Nonprofit email marketers are lagging behind peers, and the preferences of constituencies, in their ability to provide personalized, relevant messaging.
More than four out of five consumers (81 percent) report that they want touches of personalization in emails they receive from nonprofits, according to the 2017 “Consumer Email Habits Report: What Do Your Customers Really Want,” a study of 1,003 online respondents commissioned by Campaign Monitor and conducted by Market Cube. The percentage is in line with preferences for other industries, including media and publishing (87 percent), entertainment (85 percent), travel and hospitality (84 percent) and retail (79 percent).

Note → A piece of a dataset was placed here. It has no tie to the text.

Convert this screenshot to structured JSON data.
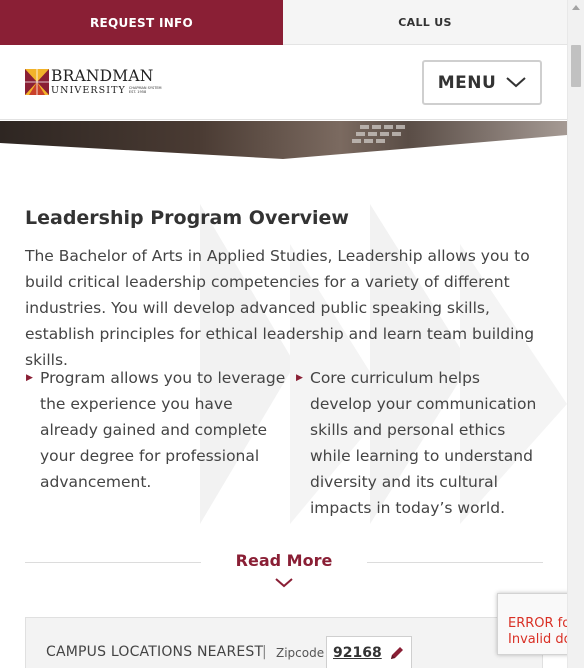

When it comes to actually delivering relevant information to supporters and potential supporters, nonprofits tend to bring up the rear with only 42 percent of respondents stating that they regularly get relevant emails. The percentage represents the lowest measured, just behind media and publishing’s 50 percent, and far behind the leader, retail, at 76 percent.
Email personalization can be based on either personal demographics or behavior – how an individual is interacting with an organization, according to Andrea Wildt, chief marketing officer for Campaign Monitor. Based on how individuals are segmented, emails can be personalized with a variety of content, calls to action, and the like. In addition to being a more targeted approach for organizations, personally relevant emails resonate better with recipients – building a trust that is sometimes hard to foster when recipients are bombarded with so many contacts from so many senders.
Wildt attributed nonprofits’ struggles to provide personally relevant emails to an overall lack of ability to capture data and use that data to segment. Resources available to nonprofits are often far more modest than those of retailers, she added.
Further complicating matters for nonprofits is the disparate ways various age groups interact with emailed material. Nearly three out of five Millennials (58 percent), defined as those younger than 35, can trace the decision to take action or make a donation to an email – the highest among measured industries. That figure drops to 29 percent among those ages 35 to 54 and 18 percent for those age 55 or older.
The data mean that nonprofits must take a multi-pronged approach to marketing, Wildt said, that still features methods such as direct mail that appeal to older donors while using methods like email to cultivate younger donors who might not grow into their giving for another decade. Given the similarities in how individuals like being communicated with across industries, Wildt said that nonprofits can take lessons from peers in the for-profit space that tend to be more adept at leveraging technology and targeting customers.
“They are just not quite as mature at leveraging some of the technology,” Wildt said. “There is so much noise that nonprofits really need help cutting through. The competition for donors’ wallets is still fierce.”